PARIS -- Back in the dim, dark days when American conservatives not only preached the cleansing redemption of balanced budgets but actually lived by that credo, tax cuts were a liberal issue. It took Ronald Reagan's conversion to supply-side economics to plant the tax-cut banner firmly on the right.
Something similar may be occurring on nuclear disarmament, another issue that has long been identified with the left but which Reagan is appropriating as his own and as a conservative cause. His continuing endorsements of the need to abolish all nuclear weapons go far beyond the point of being simple political or rhetorical devices.
To the dismay of many of his conservative supporters and the chagrin of liberals, Reagan's calls for nuclear disarmament are beginning to form a political program that contains a potent emotional force for electorates at home and in Europe. That force could drag all other western politicians along behind Reagan on this issue, just as they have been swept up in his wake on tax cuts.
This will be particularly true if Soviet leader Mikhail Gorbachev cooperates with the American idea of a high-profile, buddy-buddy Thanksgiving summit in the United States. It is hard to see why he would cooperate with this treacly notion except for precisely this opportunity.
Out of this confusion along the ideological spectrum could come a better result, however. Those who are left uneasy by Reagan's approach to nuclear disarmament must now focus on and articulate the realistic proposition that the world is better off having (some) nuclear weapons. Minimal deterrence makes sense not only strategically, but also politically for liberals trying to counter Reagan the peacenik.
Instead of seeking to negotiate the impossible dream of a nuclear-free world, the United States and the Soviet Union should be attempting to identify and achieve the minimum nuclear force each side needs to deter the other from attacking. This is a better guarantee for peace.
Thus far a strategy based on minimal deterrence seems to hold little attraction for Reagan. He is remarkably tenacious in his descriptions of a world in which the United States is protected either by his Strategic Defense Initiative space shield, which is to render offensive nuclear weapons obsolete, or by a negotiated renunciation of the nuclear balance of terror with the Soviet Union.
He returned to it again this week in an interview in The Washington Times, in which he said a denuclearized world would be a safer place. He explained that the disaster at the Chernobyl nuclear plant must have given Soviet leaders "some second thoughts about an exchange of nuclear weapons."
His remarks hint that Reagan now believes that Gorbachev is serious about accepting the doctrine of "reasonable sufficiency," the rough Soviet equivalent of minimal deterrence.
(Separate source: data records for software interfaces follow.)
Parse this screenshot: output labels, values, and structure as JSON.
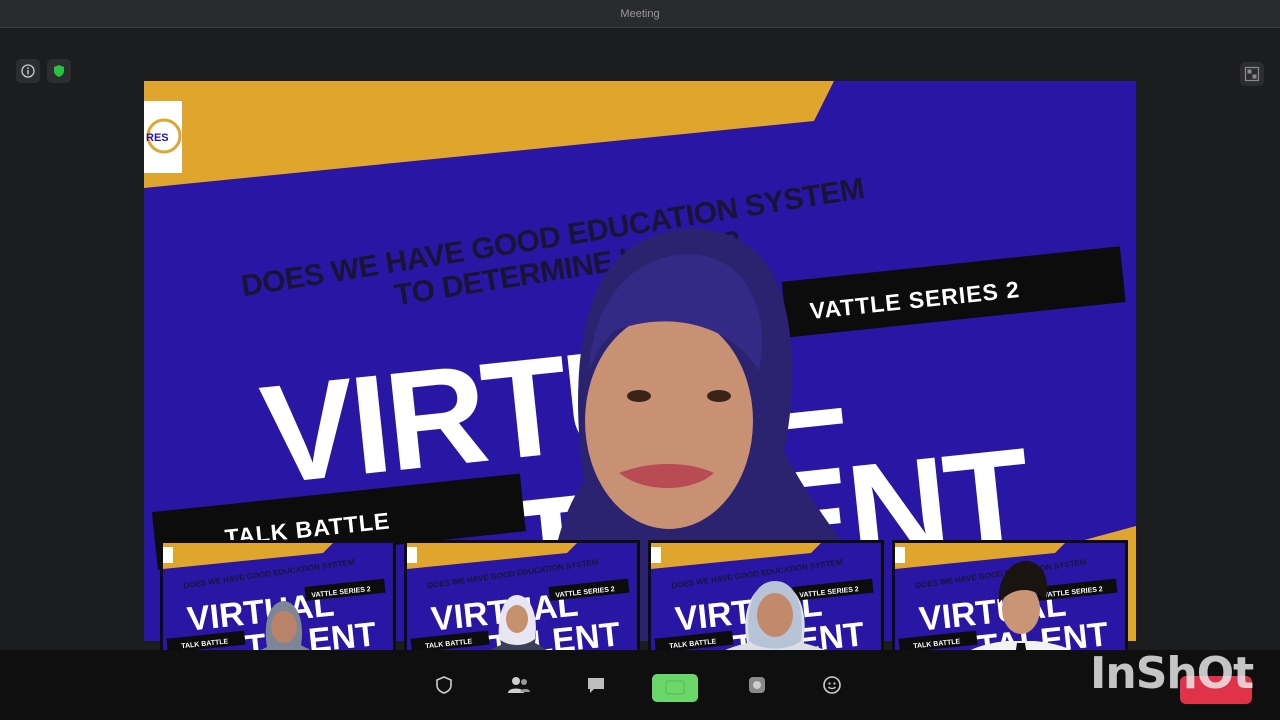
{
  "window": {
    "title": "Meeting"
  },
  "slide": {
    "logo_text": "RES",
    "question_line1": "DOES WE HAVE GOOD EDUCATION SYSTEM",
    "question_line2": "TO DETERMINE KSAOS?",
    "word1": "VIRTUAL",
    "word2": "TALENT",
    "series": "VATTLE SERIES 2",
    "talk": "TALK BATTLE"
  },
  "colors": {
    "slide_blue": "#2a16a4",
    "slide_gold": "#e0a52c",
    "share_green": "#6bd66a",
    "end_red": "#e0334a"
  },
  "toolbar": {
    "icons": [
      "security-icon",
      "participants-icon",
      "chat-icon",
      "share-screen-icon",
      "record-icon",
      "reactions-icon"
    ]
  },
  "watermark": "InShOt"
}
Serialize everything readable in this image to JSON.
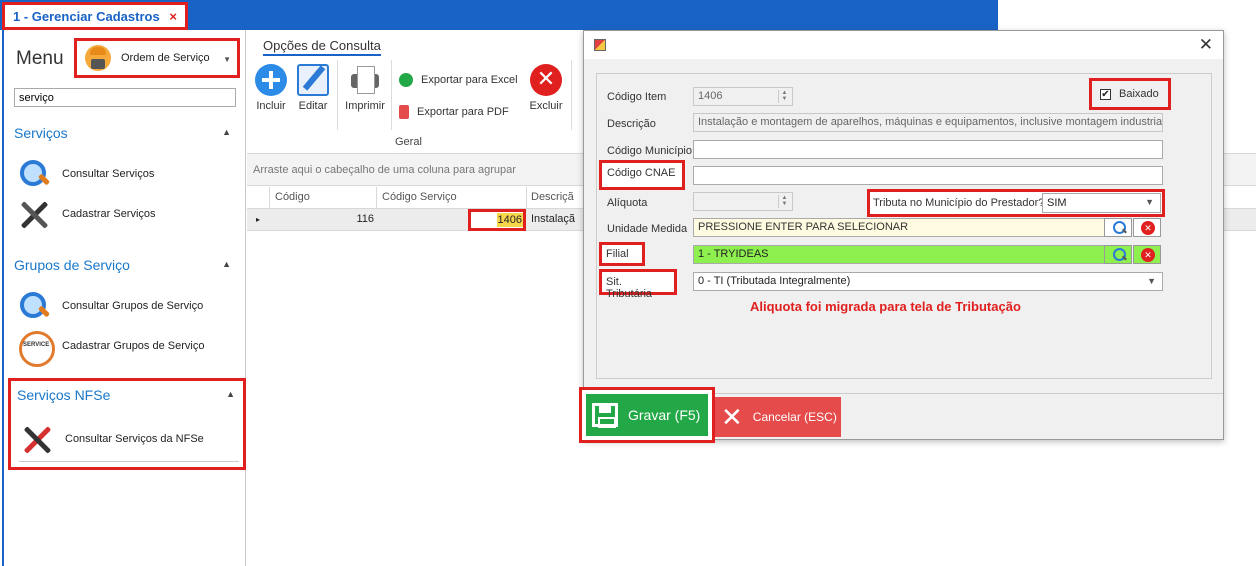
{
  "window_tab": {
    "title": "1 - Gerenciar Cadastros",
    "close": "×"
  },
  "menu": {
    "title": "Menu",
    "module_select": "Ordem de Serviço",
    "search_value": "serviço",
    "sections": [
      {
        "title": "Serviços",
        "items": [
          "Consultar Serviços",
          "Cadastrar Serviços"
        ]
      },
      {
        "title": "Grupos de Serviço",
        "items": [
          "Consultar Grupos de Serviço",
          "Cadastrar Grupos de Serviço"
        ]
      },
      {
        "title": "Serviços NFSe",
        "items": [
          "Consultar Serviços da NFSe"
        ]
      }
    ]
  },
  "ribbon": {
    "tab": "Opções de Consulta",
    "buttons": {
      "incluir": "Incluir",
      "editar": "Editar",
      "imprimir": "Imprimir",
      "excel": "Exportar para Excel",
      "pdf": "Exportar para PDF",
      "excluir": "Excluir"
    },
    "group_label": "Geral"
  },
  "grid": {
    "group_hint": "Arraste aqui o cabeçalho de uma coluna para agrupar",
    "columns": [
      "Código",
      "Código Serviço",
      "Descriçã"
    ],
    "rows": [
      {
        "codigo": "116",
        "codigo_servico": "1406",
        "descricao": "Instalaçã"
      }
    ]
  },
  "dialog": {
    "close": "✕",
    "labels": {
      "codigo_item": "Código Item",
      "descricao": "Descrição",
      "codigo_municipio": "Código Município",
      "codigo_cnae": "Código CNAE",
      "aliquota": "Alíquota",
      "tributa": "Tributa no Município do Prestador?",
      "unidade_medida": "Unidade Medida",
      "filial": "Filial",
      "sit_tributaria": "Sit. Tributária"
    },
    "values": {
      "codigo_item": "1406",
      "descricao": "Instalação e montagem de aparelhos, máquinas e equipamentos, inclusive montagem industrial, ...",
      "codigo_municipio": "",
      "codigo_cnae": "",
      "aliquota": "",
      "tributa": "SIM",
      "unidade_medida": "PRESSIONE ENTER PARA SELECIONAR",
      "filial": "1 - TRYIDEAS",
      "sit_tributaria": "0 - TI (Tributada Integralmente)"
    },
    "baixado_label": "Baixado",
    "baixado_checked": true,
    "warning": "Aliquota foi migrada para tela de Tributação",
    "buttons": {
      "gravar": "Gravar (F5)",
      "cancelar": "Cancelar (ESC)"
    }
  },
  "colors": {
    "accent": "#1a63c6",
    "highlight": "#e0201f",
    "success": "#22a847",
    "danger": "#e54b4b",
    "filial_bg": "#8ef04f",
    "unidade_bg": "#fffbe0"
  }
}
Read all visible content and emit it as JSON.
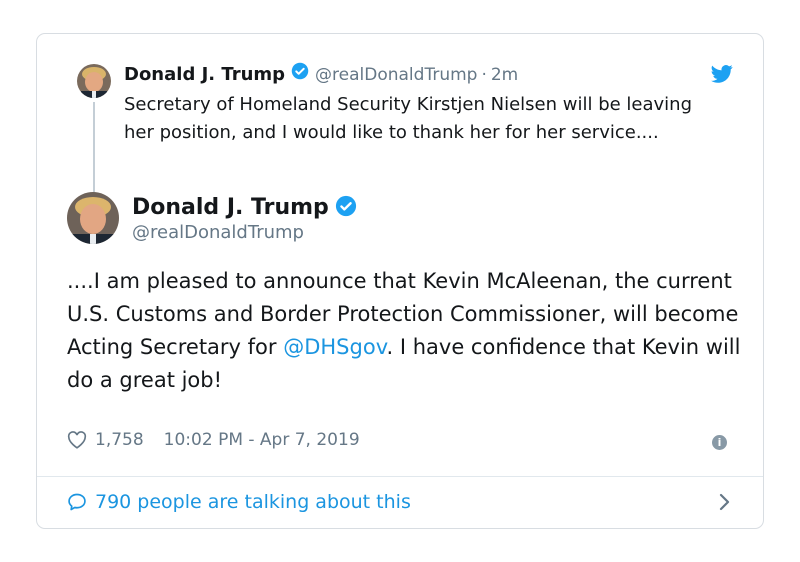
{
  "parent_tweet": {
    "name": "Donald J. Trump",
    "handle": "@realDonaldTrump",
    "separator": "·",
    "time": "2m",
    "text": "Secretary of Homeland Security Kirstjen Nielsen will be leaving her position, and I would like to thank her for her service...."
  },
  "main_tweet": {
    "name": "Donald J. Trump",
    "handle": "@realDonaldTrump",
    "text_before_mention": "....I am pleased to announce that Kevin McAleenan, the current U.S. Customs and Border Protection Commissioner, will become Acting Secretary for ",
    "mention": "@DHSgov",
    "text_after_mention": ". I have confidence that Kevin will do a great job!",
    "likes": "1,758",
    "timestamp": "10:02 PM - Apr 7, 2019"
  },
  "footer": {
    "label": "790 people are talking about this"
  },
  "info_glyph": "i",
  "colors": {
    "accent": "#1b95e0",
    "muted": "#657786",
    "text": "#14171a",
    "verified": "#1da1f2"
  },
  "icons": [
    "verified-badge-icon",
    "twitter-bird-icon",
    "heart-icon",
    "info-icon",
    "speech-bubble-icon",
    "chevron-right-icon"
  ]
}
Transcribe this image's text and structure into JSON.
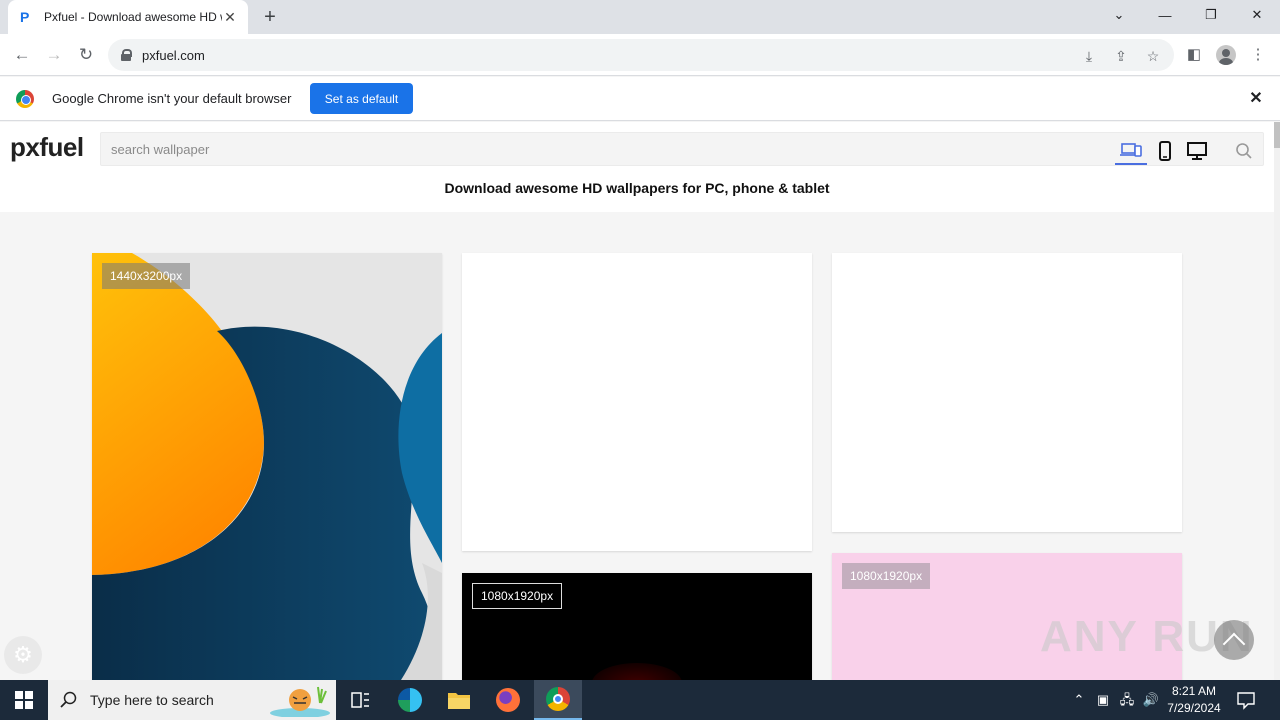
{
  "browser": {
    "tab_title": "Pxfuel - Download awesome HD wallpapers for PC, phone & tablet",
    "url": "pxfuel.com",
    "infobar_text": "Google Chrome isn't your default browser",
    "set_default_label": "Set as default"
  },
  "site": {
    "logo": "pxfuel",
    "search_placeholder": "search wallpaper",
    "tagline": "Download awesome HD wallpapers for PC, phone & tablet"
  },
  "cards": [
    {
      "resolution": "1440x3200px"
    },
    {
      "resolution": ""
    },
    {
      "resolution": ""
    },
    {
      "resolution": "1080x1920px"
    },
    {
      "resolution": "1080x1920px"
    }
  ],
  "watermark": "ANY RUN",
  "taskbar": {
    "search_text": "Type here to search",
    "time": "8:21 AM",
    "date": "7/29/2024"
  },
  "colors": {
    "accent": "#1a73e8",
    "taskbar": "#1c2a3a",
    "active_device": "#4a6ee0"
  }
}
This is an opening that should not be allowed to get lost in the shuffle of an overly ambitious summit.
If Reagan and Gorbachev could come out of their third conference agreeing to a 50 percent reduction in strategic weapons as part of a clearly identified commitment to reduce their nuclear arsenals ultimately to a few hundred warheads on each side, stability will be significantly increased.
For Reagan's nuclear-free vision contains two major fallacies. One is that we can negotiate our way to a situation of conventional deterrence in Europe. History, and logic, show otherwise. Germany in 1939-40 and Israel in 1967 are only two examples of dedicated and confident nations launching war against numerically superior adversaries.
Second is the idea that SDI would ever give the United States enough confidence to do away with offensive nuclear weapons. Whatever the statistical chance that one or two Soviet warheads would get through, it would be too high for rational decision-makers to take the risk to expose America to that level of damage.
This point has just been underscored by published accounts of the reunion in March of John F. Kennedy's principal advisers on the Cuban missile crisis of 1962. What is clear from those accounts and private remarks by some of those who were present at the Hawk's Cay, Fla., meeting is that the risk of even one Soviet nuclear warhead getting through American defenses was seen as having presented too grave a risk to justify a military attack on the Soviet missiles in Cuba.
Minimal deterrence worked then. After the arms-building binges on both sides over the past 25 years are undone, it can work again.